**** Material provided

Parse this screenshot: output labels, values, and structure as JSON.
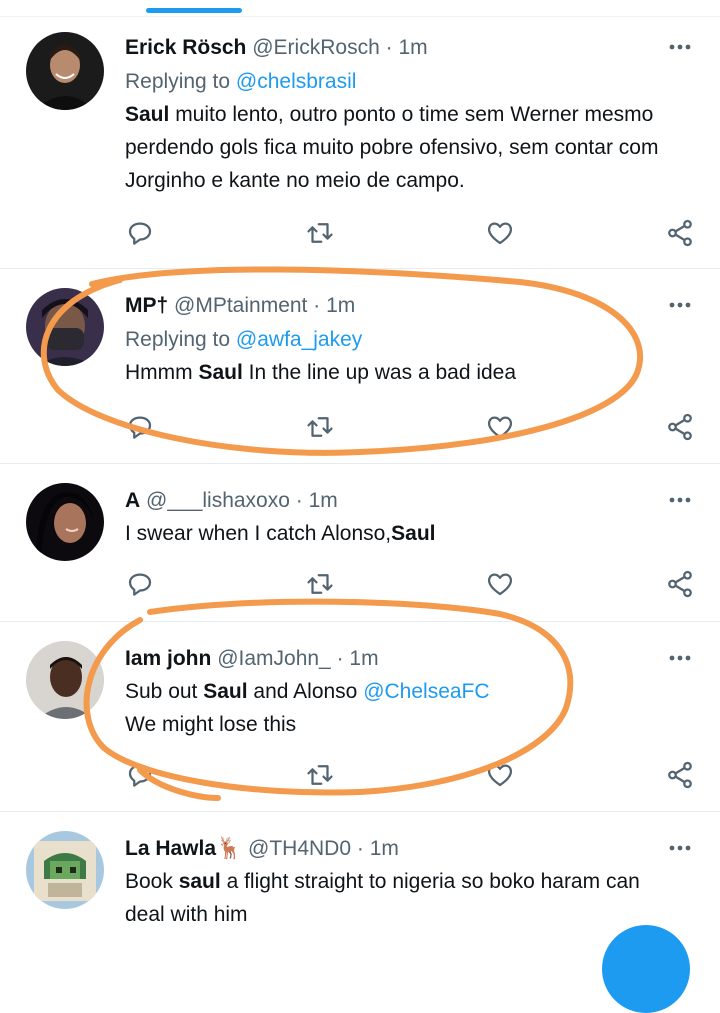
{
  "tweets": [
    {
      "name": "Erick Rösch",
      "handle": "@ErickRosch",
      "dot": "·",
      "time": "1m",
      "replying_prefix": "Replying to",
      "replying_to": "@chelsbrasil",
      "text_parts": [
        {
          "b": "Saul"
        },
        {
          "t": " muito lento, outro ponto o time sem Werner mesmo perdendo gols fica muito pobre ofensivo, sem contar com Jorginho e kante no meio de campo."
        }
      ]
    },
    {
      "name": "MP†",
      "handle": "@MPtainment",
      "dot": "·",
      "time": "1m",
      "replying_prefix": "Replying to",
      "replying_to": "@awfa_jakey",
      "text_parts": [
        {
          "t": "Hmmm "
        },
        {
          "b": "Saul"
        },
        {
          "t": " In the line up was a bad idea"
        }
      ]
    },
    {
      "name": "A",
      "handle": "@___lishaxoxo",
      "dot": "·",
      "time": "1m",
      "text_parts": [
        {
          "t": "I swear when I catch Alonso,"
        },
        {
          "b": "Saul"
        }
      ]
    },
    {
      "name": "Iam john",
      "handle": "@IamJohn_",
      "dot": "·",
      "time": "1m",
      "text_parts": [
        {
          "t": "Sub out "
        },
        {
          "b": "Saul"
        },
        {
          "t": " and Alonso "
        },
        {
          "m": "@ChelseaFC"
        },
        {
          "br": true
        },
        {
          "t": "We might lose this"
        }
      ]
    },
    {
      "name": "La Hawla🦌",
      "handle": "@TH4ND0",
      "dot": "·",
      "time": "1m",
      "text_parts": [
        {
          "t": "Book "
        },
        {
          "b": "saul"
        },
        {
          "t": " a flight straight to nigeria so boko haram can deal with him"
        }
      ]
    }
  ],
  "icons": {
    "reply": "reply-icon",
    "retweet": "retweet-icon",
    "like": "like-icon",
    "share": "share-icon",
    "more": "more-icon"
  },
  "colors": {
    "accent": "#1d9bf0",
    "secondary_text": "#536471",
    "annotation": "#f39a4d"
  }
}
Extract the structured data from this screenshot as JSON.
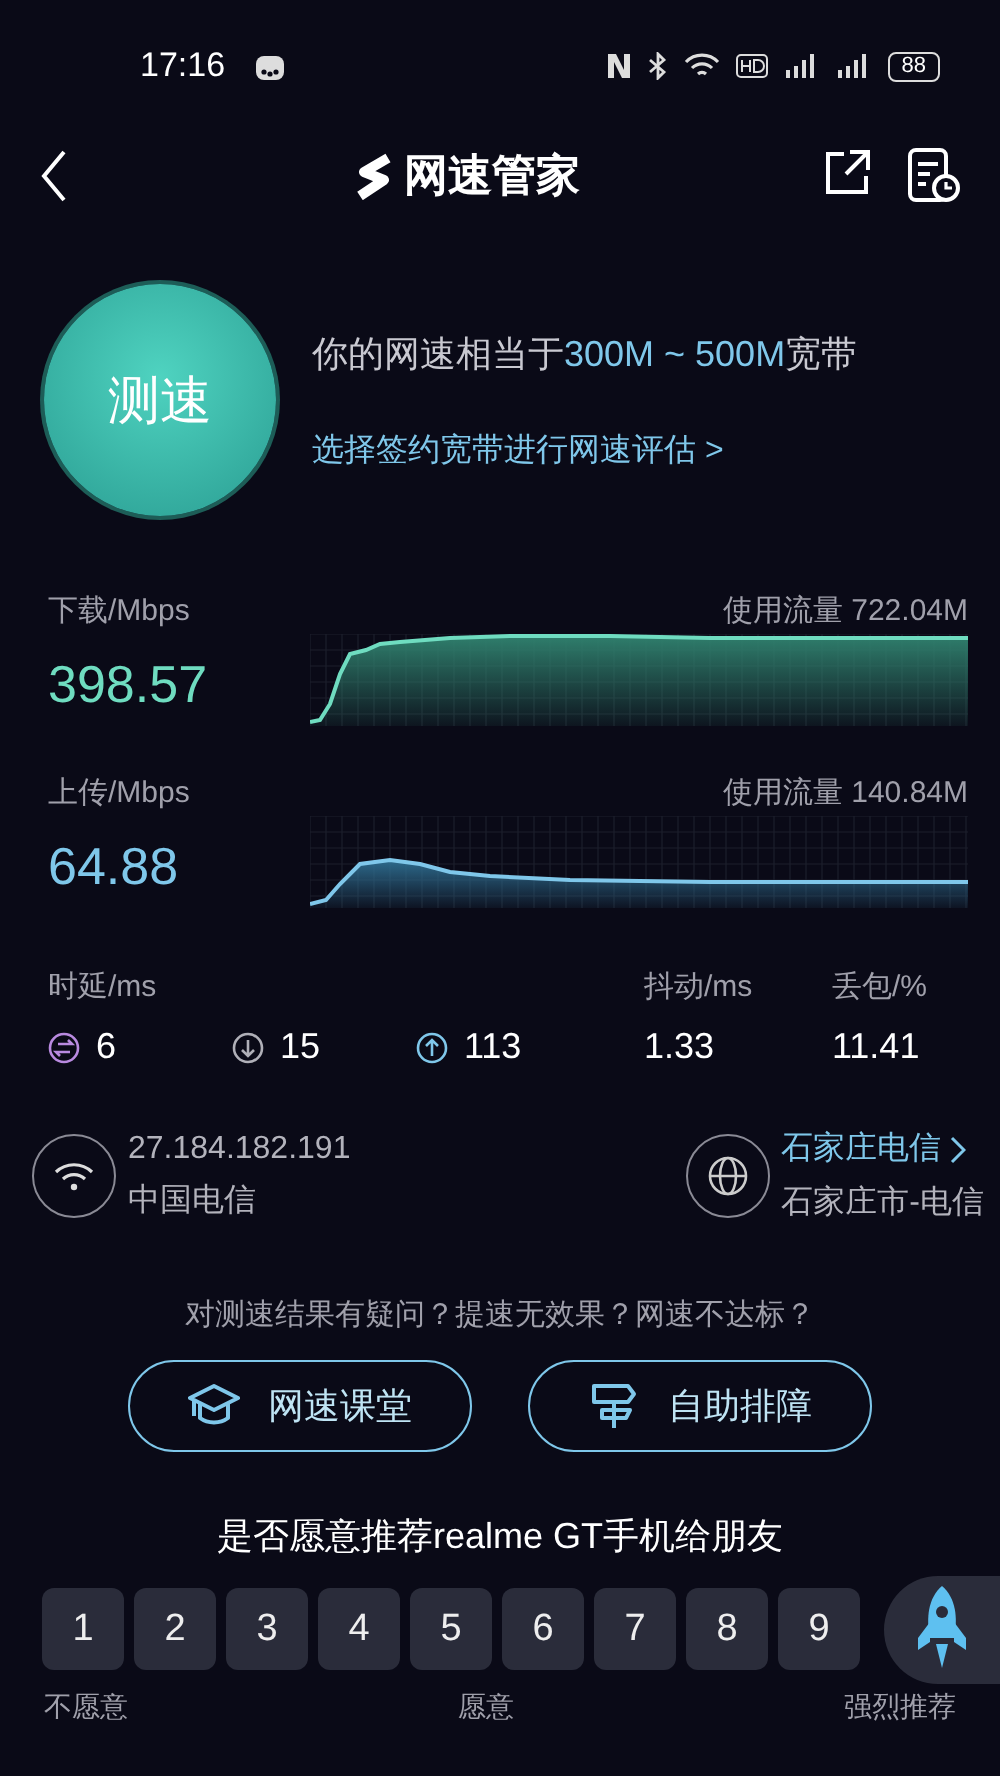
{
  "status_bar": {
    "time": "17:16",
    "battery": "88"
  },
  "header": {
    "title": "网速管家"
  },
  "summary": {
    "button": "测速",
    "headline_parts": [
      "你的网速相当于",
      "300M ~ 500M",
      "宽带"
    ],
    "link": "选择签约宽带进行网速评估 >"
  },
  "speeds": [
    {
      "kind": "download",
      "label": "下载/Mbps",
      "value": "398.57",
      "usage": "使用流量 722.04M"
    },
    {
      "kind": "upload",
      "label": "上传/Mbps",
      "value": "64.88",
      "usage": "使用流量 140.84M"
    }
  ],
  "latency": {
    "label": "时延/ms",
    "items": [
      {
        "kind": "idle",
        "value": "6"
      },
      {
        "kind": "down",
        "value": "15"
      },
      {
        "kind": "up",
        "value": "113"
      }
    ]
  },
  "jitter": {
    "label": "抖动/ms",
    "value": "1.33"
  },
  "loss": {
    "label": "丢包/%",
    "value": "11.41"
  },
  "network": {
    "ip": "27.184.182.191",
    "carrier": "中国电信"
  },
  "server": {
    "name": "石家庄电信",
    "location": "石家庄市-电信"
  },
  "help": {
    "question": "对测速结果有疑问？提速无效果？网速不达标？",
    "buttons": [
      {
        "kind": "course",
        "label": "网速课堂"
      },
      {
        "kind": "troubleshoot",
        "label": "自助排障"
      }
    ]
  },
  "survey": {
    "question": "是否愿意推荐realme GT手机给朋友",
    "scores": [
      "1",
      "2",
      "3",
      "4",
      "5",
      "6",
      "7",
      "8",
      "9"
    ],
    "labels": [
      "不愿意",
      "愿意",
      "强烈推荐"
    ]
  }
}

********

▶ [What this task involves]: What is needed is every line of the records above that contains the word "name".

▶ [Exercise output]:
      "name": "Erick Rösch",
      "name": "MP†",
      "name": "A",
      "name": "Iam john",
      "name": "La Hawla🦌",
    "name": "石家庄电信",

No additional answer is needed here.